Email is broken, and it’s all our fault
12 May 2015

Email is broken, and it’s all our fault

Every time I see the number next to my inbox go up, I get a small knot in the pit of my stomach. Every time my phone vibrates with that familiar shake, I let out a sigh, brace myself, and go “What now?” My email situation had gotten out of control.

12 May 2015

Prior to last weekend I had 7492 emails in my inbox. That is NOT an exaggeration. I “inbox zeroed” it. By the end of the following Monday, I had 187 messages. I suspect it is not a coincidence that 187 is the police code for murder, because I’m pretty convinced Gmail is trying to kill me.

I’m not the only one. Many of you are burnt out and suffering from email fatigue. I can think of dozens of startups over the last few years designed to tackle some of these problems. I have used and continue to use some of them. Sanebox, Mailstrom, Boomerang, etc. People are claiming Slack is the new email killer.

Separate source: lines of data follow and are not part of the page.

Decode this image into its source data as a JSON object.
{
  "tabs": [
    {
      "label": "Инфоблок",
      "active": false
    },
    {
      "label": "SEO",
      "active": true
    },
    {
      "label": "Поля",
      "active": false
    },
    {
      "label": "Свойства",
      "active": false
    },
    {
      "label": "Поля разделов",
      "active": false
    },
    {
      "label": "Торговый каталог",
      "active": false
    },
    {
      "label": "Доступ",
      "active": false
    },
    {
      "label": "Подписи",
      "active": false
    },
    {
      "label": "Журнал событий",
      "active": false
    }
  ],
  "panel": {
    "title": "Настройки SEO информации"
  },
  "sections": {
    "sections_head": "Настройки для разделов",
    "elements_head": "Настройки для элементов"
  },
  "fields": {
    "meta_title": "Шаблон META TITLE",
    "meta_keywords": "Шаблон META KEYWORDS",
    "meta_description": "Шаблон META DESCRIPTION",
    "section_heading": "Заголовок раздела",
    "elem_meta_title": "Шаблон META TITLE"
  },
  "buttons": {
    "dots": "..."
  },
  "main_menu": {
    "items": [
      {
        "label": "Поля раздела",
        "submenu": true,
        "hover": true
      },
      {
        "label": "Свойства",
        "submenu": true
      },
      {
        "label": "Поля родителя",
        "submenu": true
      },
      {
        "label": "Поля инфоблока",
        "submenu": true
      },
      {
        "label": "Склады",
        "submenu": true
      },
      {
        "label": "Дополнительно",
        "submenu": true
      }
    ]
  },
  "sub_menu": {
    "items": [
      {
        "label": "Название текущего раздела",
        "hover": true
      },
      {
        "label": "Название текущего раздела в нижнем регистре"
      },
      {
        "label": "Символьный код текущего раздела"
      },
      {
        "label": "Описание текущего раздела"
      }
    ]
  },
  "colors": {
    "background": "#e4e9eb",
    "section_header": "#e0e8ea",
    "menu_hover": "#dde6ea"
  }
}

Google, provider of more email addresses than anyone in the world, has released “Inbox” as a new app layer designed to stand on top of Gmail to make it more manageable. We have reached the point where we need an app to manage an app. An App to manage an app? That’s getting dangerously close to turning my inbox into the plot of Inception, and that seems way too complicated for my brain to process several dozen times a day.

The issue isn’t email itself. As a concept, it’s just a message delivery system. The issue is that it lacks a singular focus. Your Facebook Messenger is typically just for friends. Twitter is usually more business oriented. Project management systems like Basecamp keep that singular focus. Text messages don’t carry that same dread.

But email? That’s always a surprise. Could be a great email from a client. Could be a signed contract. Could be an angry client. Could be 1 of a dozen mailing lists I’m on. Could be an internal thing. Could be a Viagra ad. Could be grandma saying Hi.

And group message chains? Nothing upsets me more. I hate when I’m one of five people on an email, and you reply, and by the time you send your message, half of the rest of the thread has replied with new updates, rendering your original reply irrelevant, and thus necessitating a new reply. Sisyphus never knew a struggle like this.

There are lots of methods for managing email: Systems, apps, etc, but they all mask the fact that it’s a broken tool for business. We’ve chosen it because we don’t really have a better option.

I don’t claim to know the perfect solution. If I did, I’d be busy building it rather than sitting here complaining about it.

For me it’s been about using my email box as a filter. To-do’s go into our ticket system. Projects get dumped into the PM system. Interesting things I want to read go into my reading list for a rainy day. Most of it honestly goes in the trash. Unless it has a clear and definable action that needs a reply, I’m hitting delete.

When I’m done, the only thing clearly left in my email are the items it was designed for: Conversations I need to have.

These are things that I know are important, but I don’t know exactly what the next step is. We need to collaborate to figure that out. And as soon as I have that, that action gets funneled into the appropriate channel.

I’m a firm believer in email minimization. I don’t know if my email load is normal or not. I suspect it’s on the high side, but I’m sure some of you get more. Let’s take my Monday haul of 187 messages as an example. That’s not an unusual day for me.

If we assume that each message takes maybe 30 seconds to process, that’s 93 minutes a day answering or processing emails. In a 5 day week, that’s 7.75 hours. Every time your brain switches tasks there’s a time loss there. Even if you only check email twice a day, you can easily use one full quarter of your week answering email.

That’s ridiculous. One quarter of your professional life burned up to Forwards and CC’s? Your number might be more or less, but if that number is 10 percent, is that really any better?

I was tempted to close this post with something akin to the phrase “I want to watch email die and dance on its grave” but that’s not accurate. Someone needs to fix us, not email. We’re missing the point. We’re taking a basic tool and making it do everything.

I don’t know who will ultimately solve the problem, but when you do… Please, don’t email me about it.

Leave a comment
More Posts
Comments
  1. Brad Thomas May 12th, 2015 9:41AM

    I’ve read a lot lately how Slack (http://slack.com) is replacing email for many businesses. Verge published a piece recently talking about this — http://www.theverge.com/2014/8/12/5991005/slack-is-killing-email-yes-really

  2. Brad Thomas May 12th, 2015 10:01AM

    Also, the NY Times had a piece that illustrated how it helps with transparency in the workplace:

    “I’ve noticed this with Slack at The Times. One danger of my job, as a columnist who works in California, is a feeling of disconnection from the mother ship in New York. Using Slack, I can peer into discussions that would never have been accessible to me. I can see how the producers and editors who are handling my column are discussing how to present it, and how the team overseeing the home page is thinking about my work.”

    http://www.nytimes.com/2015/03/12/technology/slack-the-office-messaging-app-that-may-finally-sink-email.html?_r=0

Comment